He’s always been the life of the party, but now that he’s back from Afghanistan and traveling to San Francisco for various therapies, he seems different. Sky and Josh’s love story is as real as it gets when it comes to falling for a vet: he’s got PTSD and suffers from all of the terrible side affects of losing a limb.

But this book, guys. Man. I don’t even have a readalike for it. It’s not like anything else I’ve ever read.  I started reading it yesterday and after work I spent hours just reading. This is a stay-up-until-1am-with-your-kindle-under-the-covers read. At least it was for me.

Verdict:

Gecha ass in gear and read this book so I can discuss it with someone. Please.

Red Queen by Victoria Aveyard

I highly contest this tagline,

Graceling meets The Selection

not unlike many of the other readers out there that I’m seeing. I can honestly say that ____ meets ____ meets ___ is just as much of a cop-out as “the next Harry Potter” and might be nearly as problematic.

That being said. Mare’s narrow world has her pegged as the underdog, and there’s nothing she can do about it. When she bleeds, she bleeds red, unlike the upper-class Silver elite who bleed silver blood. Side note: This leads to interesting problems later because when she blushes, she blushes a rosy pink color unlike her silver counterparts. A well-developed part of the plot that made it seem more believable. That’s not the only thing that keeps the reds down. Nope. The Silvers have special abilities like telepathy, the ability to control the will of others, or the ability to control elements and objects around them.

So when Mare is offered a job at the Silver palace in order to get out of being conscripted as a front-lines solider in a war she has no interest in, she jumps at the opportunity.

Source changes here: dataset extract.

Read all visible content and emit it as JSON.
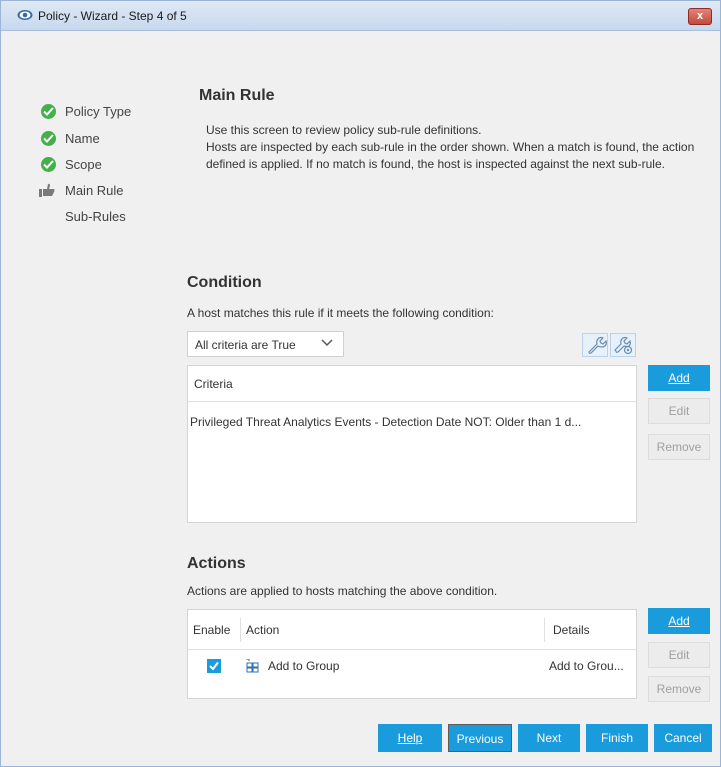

Who wouldn’t when you don’t want to die for a lost cause? She soon finds out, however, that she has an ability too: she can make electricity, including controlling the many security cameras in the castle.

With her new found ability comes new responsibility.

Soon Mare finds herself deep in the life of the Silver royals, whether she wants to or not.

All she knows is she better not bleed.